Data about app and page elements:
=====

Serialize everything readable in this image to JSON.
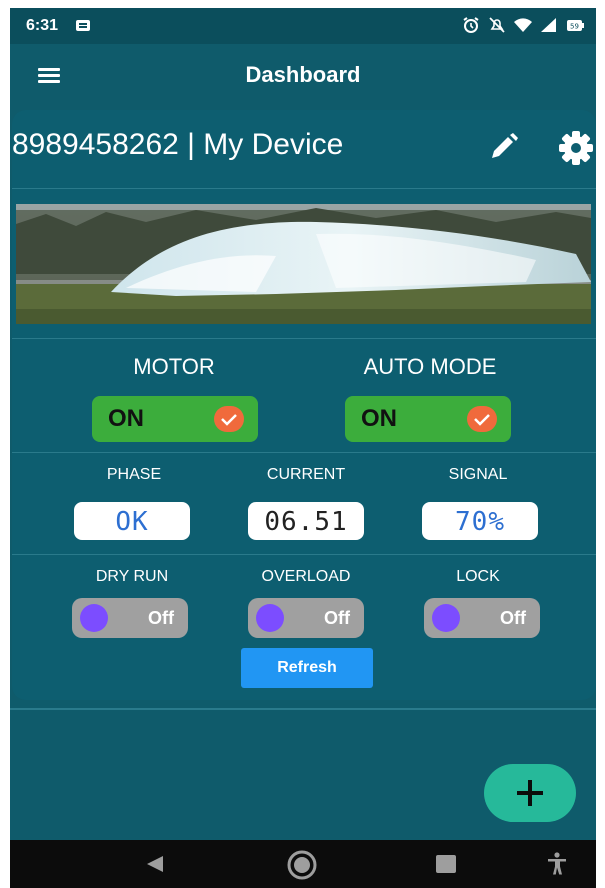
{
  "status_bar": {
    "time": "6:31",
    "icons": [
      "message-icon",
      "alarm-icon",
      "mute-icon",
      "wifi-icon",
      "signal-icon",
      "battery-icon"
    ],
    "battery_level": "59"
  },
  "app_bar": {
    "title": "Dashboard",
    "menu_icon": "hamburger-menu-icon"
  },
  "device": {
    "title": "8989458262 | My Device",
    "edit_icon": "pencil-icon",
    "settings_icon": "gear-icon",
    "image_description": "water-jet-photo"
  },
  "controls": {
    "motor": {
      "label": "MOTOR",
      "state": "ON"
    },
    "auto_mode": {
      "label": "AUTO MODE",
      "state": "ON"
    }
  },
  "stats": {
    "phase": {
      "label": "PHASE",
      "value": "OK"
    },
    "current": {
      "label": "CURRENT",
      "value": "06.51"
    },
    "signal": {
      "label": "SIGNAL",
      "value": "70%"
    }
  },
  "flags": {
    "dry_run": {
      "label": "DRY RUN",
      "state": "Off"
    },
    "overload": {
      "label": "OVERLOAD",
      "state": "Off"
    },
    "lock": {
      "label": "LOCK",
      "state": "Off"
    }
  },
  "refresh_label": "Refresh",
  "fab_icon": "plus-icon",
  "colors": {
    "background": "#0f5b6b",
    "card": "#0d5e70",
    "toggle_on": "#3cad3c",
    "check_badge": "#f06a3c",
    "switch_knob": "#7c4dff",
    "refresh_button": "#2196f3",
    "fab": "#26b99a"
  }
}
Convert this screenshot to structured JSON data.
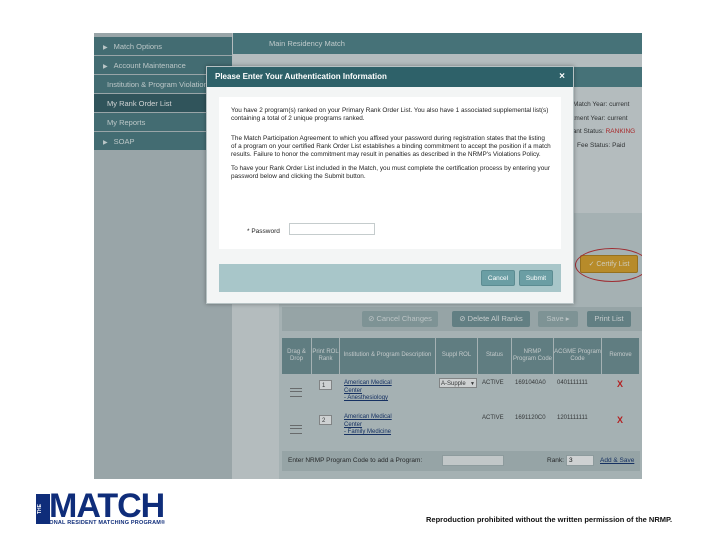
{
  "sidebar": {
    "items": [
      {
        "label": "Match Options",
        "arrow": "▶"
      },
      {
        "label": "Account Maintenance",
        "arrow": "▶"
      },
      {
        "label": "Institution & Program Violations",
        "arrow": ""
      },
      {
        "label": "My Rank Order List",
        "arrow": ""
      },
      {
        "label": "My Reports",
        "arrow": ""
      },
      {
        "label": "SOAP",
        "arrow": "▶"
      }
    ]
  },
  "header": {
    "title": "Main Residency Match"
  },
  "status": {
    "match_year_label": "Match Year:",
    "match_year_value": "current",
    "appointment_year_label": "ntment Year:",
    "appointment_year_value": "current",
    "applicant_status_label": "icant Status:",
    "applicant_status_value": "RANKING",
    "fee_status_label": "Fee Status:",
    "fee_status_value": "Paid"
  },
  "actions": {
    "certify_label": "Certify List",
    "cancel_changes_label": "Cancel Changes",
    "delete_all_label": "Delete All Ranks",
    "save_label": "Save",
    "print_label": "Print List"
  },
  "table": {
    "headers": [
      "Drag & Drop",
      "Print ROL Rank",
      "Institution & Program Description",
      "Suppl ROL",
      "Status",
      "NRMP Program Code",
      "ACGME Program Code",
      "Remove"
    ],
    "rows": [
      {
        "rank": "1",
        "inst1": "American Medical",
        "inst2": "Center",
        "inst3": "- Anesthesiology",
        "suppl": "A-Supple",
        "status": "ACTIVE",
        "nrmp": "1691040A0",
        "acgme": "0401111111",
        "remove": "X"
      },
      {
        "rank": "2",
        "inst1": "American Medical",
        "inst2": "Center",
        "inst3": "- Family Medicine",
        "suppl": "",
        "status": "ACTIVE",
        "nrmp": "1691120C0",
        "acgme": "1201111111",
        "remove": "X"
      }
    ]
  },
  "add_program": {
    "label": "Enter NRMP Program Code to add a Program:",
    "rank_label": "Rank:",
    "rank_value": "3",
    "add_save_label": "Add & Save"
  },
  "modal": {
    "title": "Please Enter Your Authentication Information",
    "close": "×",
    "para1": "You have 2 program(s) ranked on your Primary Rank Order List. You also have 1 associated supplemental list(s) containing a total of 2 unique programs ranked.",
    "para2": "The Match Participation Agreement to which you affixed your password during registration states that the listing of a program on your certified Rank Order List establishes a binding commitment to accept the position if a match results. Failure to honor the commitment may result in penalties as described in the NRMP's Violations Policy.",
    "para3": "To have your Rank Order List included in the Match, you must complete the certification process by entering your password below and clicking the Submit button.",
    "password_label": "* Password",
    "password_value": "",
    "cancel_label": "Cancel",
    "submit_label": "Submit"
  },
  "branding": {
    "logo_the": "THE",
    "logo_main": "MATCH",
    "logo_sub": "NATIONAL RESIDENT MATCHING PROGRAM®",
    "footer_note": "Reproduction prohibited without the written permission of the NRMP."
  },
  "colors": {
    "brand_dark": "#2e6169",
    "highlight_orange": "#e0a21f",
    "danger_red": "#cc1a1a",
    "logo_blue": "#0f2d7a"
  }
}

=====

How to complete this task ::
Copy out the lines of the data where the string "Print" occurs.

Solution to this problem ::
    "print_label": "Print List"
      "Print ROL Rank",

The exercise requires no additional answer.